Assignment: Every entry is to be returned unchanged, and no picture is to be included.

Dataset entries
━━━━━━━━━━━━━━━━━━━━

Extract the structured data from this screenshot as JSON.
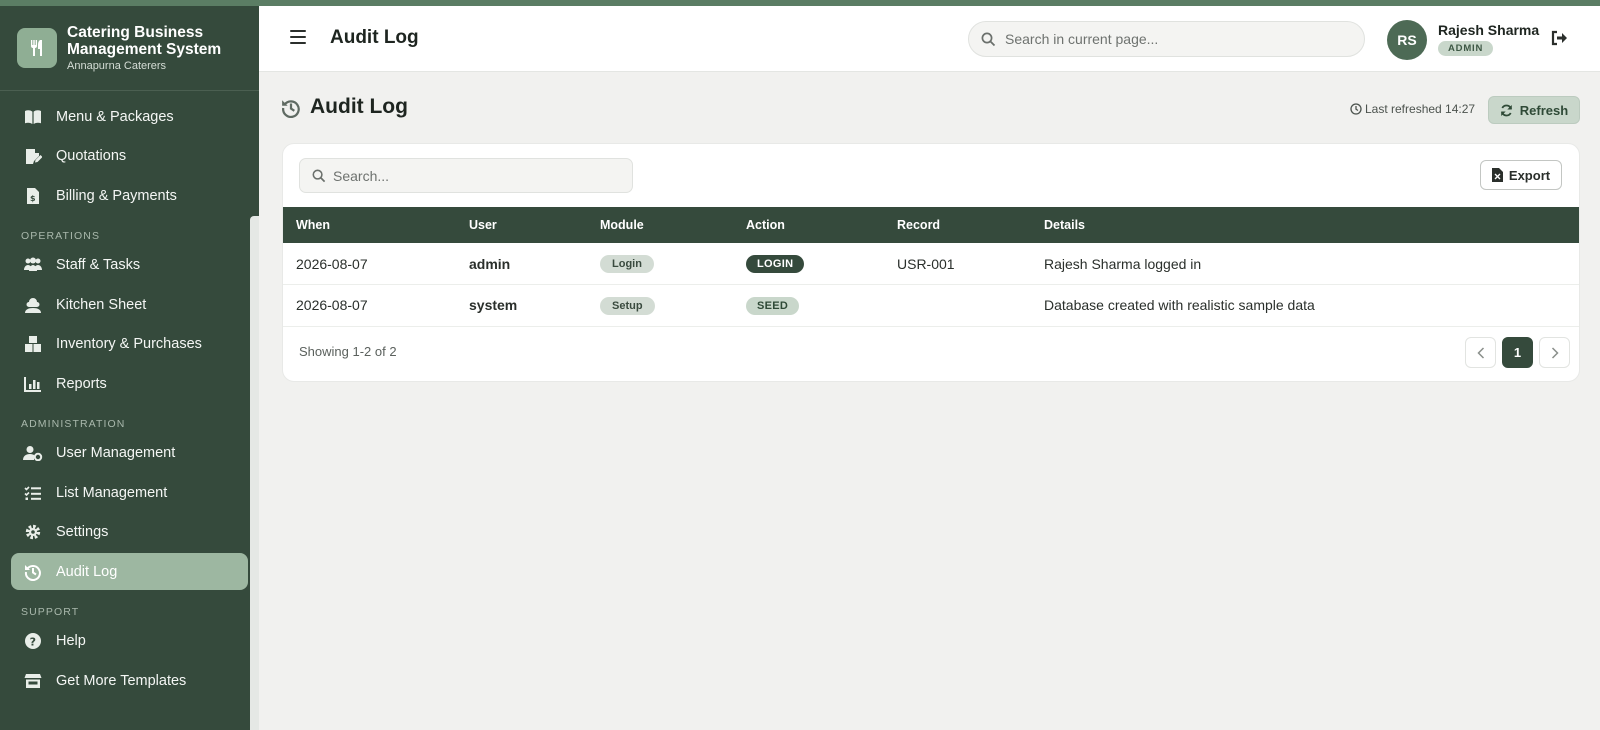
{
  "brand": {
    "title_line1": "Catering Business",
    "title_line2": "Management System",
    "subtitle": "Annapurna Caterers"
  },
  "sidebar": {
    "items_top": [
      {
        "label": "Menu & Packages",
        "icon": "book-icon"
      },
      {
        "label": "Quotations",
        "icon": "edit-document-icon"
      },
      {
        "label": "Billing & Payments",
        "icon": "invoice-icon"
      }
    ],
    "section_operations": "OPERATIONS",
    "items_operations": [
      {
        "label": "Staff & Tasks",
        "icon": "users-icon"
      },
      {
        "label": "Kitchen Sheet",
        "icon": "chef-icon"
      },
      {
        "label": "Inventory & Purchases",
        "icon": "boxes-icon"
      },
      {
        "label": "Reports",
        "icon": "bar-chart-icon"
      }
    ],
    "section_admin": "ADMINISTRATION",
    "items_admin": [
      {
        "label": "User Management",
        "icon": "user-gear-icon"
      },
      {
        "label": "List Management",
        "icon": "list-check-icon"
      },
      {
        "label": "Settings",
        "icon": "gear-icon"
      },
      {
        "label": "Audit Log",
        "icon": "history-icon",
        "active": true
      }
    ],
    "section_support": "SUPPORT",
    "items_support": [
      {
        "label": "Help",
        "icon": "question-circle-icon"
      },
      {
        "label": "Get More Templates",
        "icon": "store-icon"
      }
    ]
  },
  "header": {
    "title": "Audit Log",
    "search_placeholder": "Search in current page...",
    "avatar_initials": "RS",
    "user_name": "Rajesh Sharma",
    "user_role": "ADMIN"
  },
  "main": {
    "page_title": "Audit Log",
    "last_refreshed": "Last refreshed 14:27",
    "refresh_label": "Refresh",
    "search_placeholder": "Search...",
    "export_label": "Export",
    "table": {
      "columns": [
        "When",
        "User",
        "Module",
        "Action",
        "Record",
        "Details"
      ],
      "rows": [
        {
          "when": "2026-08-07",
          "user": "admin",
          "module": "Login",
          "action": "LOGIN",
          "record": "USR-001",
          "details": "Rajesh Sharma logged in"
        },
        {
          "when": "2026-08-07",
          "user": "system",
          "module": "Setup",
          "action": "SEED",
          "record": "",
          "details": "Database created with realistic sample data"
        }
      ]
    },
    "showing": "Showing 1-2 of 2",
    "current_page": "1"
  },
  "colors": {
    "sidebar_bg": "#354a3c",
    "accent": "#5b7d64",
    "active_item": "#9db7a1",
    "badge_light": "#c9d7cb"
  }
}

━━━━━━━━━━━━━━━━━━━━

Task result:
Extract the structured data from this screenshot as JSON.
{
  "brand": {
    "title_line1": "Catering Business",
    "title_line2": "Management System",
    "subtitle": "Annapurna Caterers"
  },
  "sidebar": {
    "items_top": [
      {
        "label": "Menu & Packages",
        "icon": "book-icon"
      },
      {
        "label": "Quotations",
        "icon": "edit-document-icon"
      },
      {
        "label": "Billing & Payments",
        "icon": "invoice-icon"
      }
    ],
    "section_operations": "OPERATIONS",
    "items_operations": [
      {
        "label": "Staff & Tasks",
        "icon": "users-icon"
      },
      {
        "label": "Kitchen Sheet",
        "icon": "chef-icon"
      },
      {
        "label": "Inventory & Purchases",
        "icon": "boxes-icon"
      },
      {
        "label": "Reports",
        "icon": "bar-chart-icon"
      }
    ],
    "section_admin": "ADMINISTRATION",
    "items_admin": [
      {
        "label": "User Management",
        "icon": "user-gear-icon"
      },
      {
        "label": "List Management",
        "icon": "list-check-icon"
      },
      {
        "label": "Settings",
        "icon": "gear-icon"
      },
      {
        "label": "Audit Log",
        "icon": "history-icon",
        "active": true
      }
    ],
    "section_support": "SUPPORT",
    "items_support": [
      {
        "label": "Help",
        "icon": "question-circle-icon"
      },
      {
        "label": "Get More Templates",
        "icon": "store-icon"
      }
    ]
  },
  "header": {
    "title": "Audit Log",
    "search_placeholder": "Search in current page...",
    "avatar_initials": "RS",
    "user_name": "Rajesh Sharma",
    "user_role": "ADMIN"
  },
  "main": {
    "page_title": "Audit Log",
    "last_refreshed": "Last refreshed 14:27",
    "refresh_label": "Refresh",
    "search_placeholder": "Search...",
    "export_label": "Export",
    "table": {
      "columns": [
        "When",
        "User",
        "Module",
        "Action",
        "Record",
        "Details"
      ],
      "rows": [
        {
          "when": "2026-08-07",
          "user": "admin",
          "module": "Login",
          "action": "LOGIN",
          "record": "USR-001",
          "details": "Rajesh Sharma logged in"
        },
        {
          "when": "2026-08-07",
          "user": "system",
          "module": "Setup",
          "action": "SEED",
          "record": "",
          "details": "Database created with realistic sample data"
        }
      ]
    },
    "showing": "Showing 1-2 of 2",
    "current_page": "1"
  },
  "colors": {
    "sidebar_bg": "#354a3c",
    "accent": "#5b7d64",
    "active_item": "#9db7a1",
    "badge_light": "#c9d7cb"
  }
}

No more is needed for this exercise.